--- Available data Enclosed Below ---
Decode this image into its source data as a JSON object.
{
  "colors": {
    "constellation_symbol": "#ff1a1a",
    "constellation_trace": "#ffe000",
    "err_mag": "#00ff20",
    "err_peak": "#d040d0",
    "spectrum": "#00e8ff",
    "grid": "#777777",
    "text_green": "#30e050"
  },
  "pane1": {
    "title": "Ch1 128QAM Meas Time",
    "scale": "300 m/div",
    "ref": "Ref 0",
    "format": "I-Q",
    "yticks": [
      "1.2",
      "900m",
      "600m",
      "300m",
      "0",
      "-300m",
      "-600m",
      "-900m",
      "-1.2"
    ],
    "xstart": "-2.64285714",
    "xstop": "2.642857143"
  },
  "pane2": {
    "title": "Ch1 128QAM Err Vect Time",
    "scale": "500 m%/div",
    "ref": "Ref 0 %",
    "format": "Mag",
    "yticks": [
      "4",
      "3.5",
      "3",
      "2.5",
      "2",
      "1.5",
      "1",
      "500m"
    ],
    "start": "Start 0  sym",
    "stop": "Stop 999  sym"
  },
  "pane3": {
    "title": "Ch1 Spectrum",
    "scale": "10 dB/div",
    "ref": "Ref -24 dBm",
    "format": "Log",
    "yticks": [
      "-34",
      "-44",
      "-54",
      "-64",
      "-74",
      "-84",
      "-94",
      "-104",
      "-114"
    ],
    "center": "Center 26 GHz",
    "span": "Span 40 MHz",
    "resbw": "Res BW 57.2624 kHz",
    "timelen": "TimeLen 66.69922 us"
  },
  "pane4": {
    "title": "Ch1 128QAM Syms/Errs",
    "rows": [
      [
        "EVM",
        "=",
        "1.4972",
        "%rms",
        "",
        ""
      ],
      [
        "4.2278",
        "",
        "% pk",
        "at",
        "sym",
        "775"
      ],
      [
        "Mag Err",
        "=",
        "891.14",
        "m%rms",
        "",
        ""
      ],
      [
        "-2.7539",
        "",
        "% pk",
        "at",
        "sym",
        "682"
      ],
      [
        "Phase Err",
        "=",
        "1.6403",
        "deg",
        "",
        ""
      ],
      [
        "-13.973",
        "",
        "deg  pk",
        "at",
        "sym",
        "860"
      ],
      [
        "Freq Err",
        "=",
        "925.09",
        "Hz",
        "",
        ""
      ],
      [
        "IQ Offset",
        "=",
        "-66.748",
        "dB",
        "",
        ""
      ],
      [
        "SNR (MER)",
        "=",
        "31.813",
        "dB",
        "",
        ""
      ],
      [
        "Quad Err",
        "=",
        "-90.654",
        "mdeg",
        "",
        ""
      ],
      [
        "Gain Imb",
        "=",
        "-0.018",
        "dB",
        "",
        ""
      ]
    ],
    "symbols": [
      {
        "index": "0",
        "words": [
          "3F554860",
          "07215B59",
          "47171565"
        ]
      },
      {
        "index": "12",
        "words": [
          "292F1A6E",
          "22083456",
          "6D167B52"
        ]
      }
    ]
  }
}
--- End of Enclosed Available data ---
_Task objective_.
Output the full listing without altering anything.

_Written solution_.
Decode this image into its source data as a JSON object.
{
  "colors": {
    "constellation_symbol": "#ff1a1a",
    "constellation_trace": "#ffe000",
    "err_mag": "#00ff20",
    "err_peak": "#d040d0",
    "spectrum": "#00e8ff",
    "grid": "#777777",
    "text_green": "#30e050"
  },
  "pane1": {
    "title": "Ch1 128QAM Meas Time",
    "scale": "300 m/div",
    "ref": "Ref 0",
    "format": "I-Q",
    "yticks": [
      "1.2",
      "900m",
      "600m",
      "300m",
      "0",
      "-300m",
      "-600m",
      "-900m",
      "-1.2"
    ],
    "xstart": "-2.64285714",
    "xstop": "2.642857143"
  },
  "pane2": {
    "title": "Ch1 128QAM Err Vect Time",
    "scale": "500 m%/div",
    "ref": "Ref 0 %",
    "format": "Mag",
    "yticks": [
      "4",
      "3.5",
      "3",
      "2.5",
      "2",
      "1.5",
      "1",
      "500m"
    ],
    "start": "Start 0  sym",
    "stop": "Stop 999  sym"
  },
  "pane3": {
    "title": "Ch1 Spectrum",
    "scale": "10 dB/div",
    "ref": "Ref -24 dBm",
    "format": "Log",
    "yticks": [
      "-34",
      "-44",
      "-54",
      "-64",
      "-74",
      "-84",
      "-94",
      "-104",
      "-114"
    ],
    "center": "Center 26 GHz",
    "span": "Span 40 MHz",
    "resbw": "Res BW 57.2624 kHz",
    "timelen": "TimeLen 66.69922 us"
  },
  "pane4": {
    "title": "Ch1 128QAM Syms/Errs",
    "rows": [
      [
        "EVM",
        "=",
        "1.4972",
        "%rms",
        "",
        ""
      ],
      [
        "4.2278",
        "",
        "% pk",
        "at",
        "sym",
        "775"
      ],
      [
        "Mag Err",
        "=",
        "891.14",
        "m%rms",
        "",
        ""
      ],
      [
        "-2.7539",
        "",
        "% pk",
        "at",
        "sym",
        "682"
      ],
      [
        "Phase Err",
        "=",
        "1.6403",
        "deg",
        "",
        ""
      ],
      [
        "-13.973",
        "",
        "deg  pk",
        "at",
        "sym",
        "860"
      ],
      [
        "Freq Err",
        "=",
        "925.09",
        "Hz",
        "",
        ""
      ],
      [
        "IQ Offset",
        "=",
        "-66.748",
        "dB",
        "",
        ""
      ],
      [
        "SNR (MER)",
        "=",
        "31.813",
        "dB",
        "",
        ""
      ],
      [
        "Quad Err",
        "=",
        "-90.654",
        "mdeg",
        "",
        ""
      ],
      [
        "Gain Imb",
        "=",
        "-0.018",
        "dB",
        "",
        ""
      ]
    ],
    "symbols": [
      {
        "index": "0",
        "words": [
          "3F554860",
          "07215B59",
          "47171565"
        ]
      },
      {
        "index": "12",
        "words": [
          "292F1A6E",
          "22083456",
          "6D167B52"
        ]
      }
    ]
  }
}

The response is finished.